With the turning of another calendar page, we enter the third month of learning to enjoy staying home, to relish having conversations with ourselves, and of wondering if we are any closer to the end of these unprecedented times than we were the last time a calendar page was turned. I sure wish I could think of a better word than “unprecedented” to use to describe these past few months. The word has been used too much, but descriptive words must be that: descriptive. I can’t come up with anything better to describe the saga of the year 2020 thus far.

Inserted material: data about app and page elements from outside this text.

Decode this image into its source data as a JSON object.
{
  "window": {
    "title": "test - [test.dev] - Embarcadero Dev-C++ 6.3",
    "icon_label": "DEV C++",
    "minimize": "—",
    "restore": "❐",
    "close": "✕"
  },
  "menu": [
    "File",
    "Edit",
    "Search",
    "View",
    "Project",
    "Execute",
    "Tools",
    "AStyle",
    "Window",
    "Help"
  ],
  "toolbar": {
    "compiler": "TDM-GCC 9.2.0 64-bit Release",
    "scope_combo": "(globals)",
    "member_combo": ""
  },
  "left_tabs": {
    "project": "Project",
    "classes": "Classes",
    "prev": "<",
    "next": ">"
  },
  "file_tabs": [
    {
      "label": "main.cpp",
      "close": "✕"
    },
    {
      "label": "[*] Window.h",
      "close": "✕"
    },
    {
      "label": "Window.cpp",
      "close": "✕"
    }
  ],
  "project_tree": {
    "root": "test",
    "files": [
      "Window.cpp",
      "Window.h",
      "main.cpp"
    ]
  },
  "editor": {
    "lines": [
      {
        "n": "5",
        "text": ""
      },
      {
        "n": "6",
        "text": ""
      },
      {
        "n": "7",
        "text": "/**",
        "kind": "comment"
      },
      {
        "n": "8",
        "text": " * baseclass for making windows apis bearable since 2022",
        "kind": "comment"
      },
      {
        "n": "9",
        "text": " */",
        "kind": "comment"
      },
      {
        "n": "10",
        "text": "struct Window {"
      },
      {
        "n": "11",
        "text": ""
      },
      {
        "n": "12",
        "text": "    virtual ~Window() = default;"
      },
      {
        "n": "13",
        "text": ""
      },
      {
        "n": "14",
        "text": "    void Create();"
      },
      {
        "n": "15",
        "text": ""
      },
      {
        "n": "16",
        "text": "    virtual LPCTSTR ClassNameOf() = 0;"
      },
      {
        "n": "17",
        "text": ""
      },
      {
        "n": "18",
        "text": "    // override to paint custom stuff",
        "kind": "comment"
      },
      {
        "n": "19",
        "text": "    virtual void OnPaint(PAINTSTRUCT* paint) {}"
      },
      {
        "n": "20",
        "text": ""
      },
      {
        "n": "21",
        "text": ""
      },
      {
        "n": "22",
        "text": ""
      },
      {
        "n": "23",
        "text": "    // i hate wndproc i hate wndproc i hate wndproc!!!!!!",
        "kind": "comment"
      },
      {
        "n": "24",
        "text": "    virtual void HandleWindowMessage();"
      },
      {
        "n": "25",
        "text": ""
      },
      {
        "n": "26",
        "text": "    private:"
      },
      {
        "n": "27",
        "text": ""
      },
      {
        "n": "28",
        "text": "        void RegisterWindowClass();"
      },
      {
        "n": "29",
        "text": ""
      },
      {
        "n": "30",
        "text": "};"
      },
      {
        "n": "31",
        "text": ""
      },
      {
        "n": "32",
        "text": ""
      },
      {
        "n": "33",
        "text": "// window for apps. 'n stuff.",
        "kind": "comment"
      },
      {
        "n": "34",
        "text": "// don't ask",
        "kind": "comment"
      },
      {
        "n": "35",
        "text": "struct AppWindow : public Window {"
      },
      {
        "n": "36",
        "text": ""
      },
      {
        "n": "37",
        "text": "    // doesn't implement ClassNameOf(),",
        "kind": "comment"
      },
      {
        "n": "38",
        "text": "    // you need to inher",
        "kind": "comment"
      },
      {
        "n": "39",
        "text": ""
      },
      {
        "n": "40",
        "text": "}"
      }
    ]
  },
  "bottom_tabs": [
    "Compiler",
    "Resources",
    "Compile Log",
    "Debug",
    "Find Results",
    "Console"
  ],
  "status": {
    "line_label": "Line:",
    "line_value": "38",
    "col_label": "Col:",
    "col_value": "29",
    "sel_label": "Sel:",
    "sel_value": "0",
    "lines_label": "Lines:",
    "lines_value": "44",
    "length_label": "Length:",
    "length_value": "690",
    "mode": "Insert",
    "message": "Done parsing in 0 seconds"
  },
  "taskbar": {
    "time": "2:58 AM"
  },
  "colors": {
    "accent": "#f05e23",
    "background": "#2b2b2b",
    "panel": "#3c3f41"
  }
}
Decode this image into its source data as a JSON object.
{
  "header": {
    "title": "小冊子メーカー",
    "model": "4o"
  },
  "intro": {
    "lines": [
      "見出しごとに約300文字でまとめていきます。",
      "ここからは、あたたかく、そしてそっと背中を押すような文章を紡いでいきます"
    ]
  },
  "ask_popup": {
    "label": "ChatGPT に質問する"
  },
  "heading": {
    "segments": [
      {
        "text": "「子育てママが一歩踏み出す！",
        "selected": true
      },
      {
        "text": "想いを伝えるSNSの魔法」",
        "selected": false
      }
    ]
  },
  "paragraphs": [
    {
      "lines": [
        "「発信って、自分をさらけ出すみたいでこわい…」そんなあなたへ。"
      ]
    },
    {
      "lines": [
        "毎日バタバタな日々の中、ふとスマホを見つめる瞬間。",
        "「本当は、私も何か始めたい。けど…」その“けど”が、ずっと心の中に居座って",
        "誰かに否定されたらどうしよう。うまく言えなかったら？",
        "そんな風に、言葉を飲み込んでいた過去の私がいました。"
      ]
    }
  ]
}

I spent an enjoyable time in my rocking chair on my front porch this past week watching a beautiful rain fall. There was no thunder and lightning, just rain; sometimes heavy, sometimes “gentle.” Listening to the sound that only a falling rain can make caused me to be covered in a very peaceful feeling. I sat there for more than an hour enjoying that calming symphony of raindrops sent from Heaven.
As I sat, rocked, and listened to the rhythm of the rain I pondered the thought of how I have always loved such weather. Many times, I have tried to think back to something or sometime in my life that would have caused me to love rain so much. I have not figured it out. I just know I like it; always have. I suppose I always will. Despite my love of rain, I recall challenges when too much of it fell. Some “rain memories” even cause me to cringe.
Those memories are from my school years when I rode bus number 60. Back then we did not travel on one single road that was black topped until we left Gravel Springs headed for Hamilton. The one bridge on our bus route was a rickety wooden structure that would moan as our bus load of students crossed over it. When we had lots of rain, the creek that ran underneath the bridge would cover the old rickety structure completely. On those days it was impossible to see the bridge. We crossed it “by guess.”
Our bus driver would slowly drive the bus up to where he thought (hoped . . . prayed) the bridge was located. Then he would press the accelerator to the floor and away we’d go. Blessed relief flooded our souls when we felt the firmness under the bus telling us we were on those old boards that would carry us to the other side.
Sometimes the water was so deep our bus driver would warn us that the bus might stall in the muddy water. By then water would be oozing in under the doors of the bus. To those of us who rode on that bus five days a week, we knew if we had heavy rain, that bridge would be flooded. Our driver maneuvering the bus by guess was normal. I don’t ever remember being scared. I do remember silently praying that the bus would not stall going through that deep, roaring water that flooded the bridge, the woods and all the pastureland as far we could see in front and on either side of us.
In all the years we crossed that bridge in wet weather, our bus never did stall. Our driver’s guess work was always on target. There were times that our feet got a bit damp when the water swooshed under the bus doors and sloshed down the aisle. None of us panicked. Such a school bus ride was a part of our lives; a part of being raised on country sunshine and watered by rain that fell – sometimes in abundance.
Last week, I rode bus number 60 across that old rickety wooden bridge again as I rocked and listened to the rain on my front porch. I enjoyed the ride very much. My bus didn’t stall, and I crossed the bridge just fine “by guess.”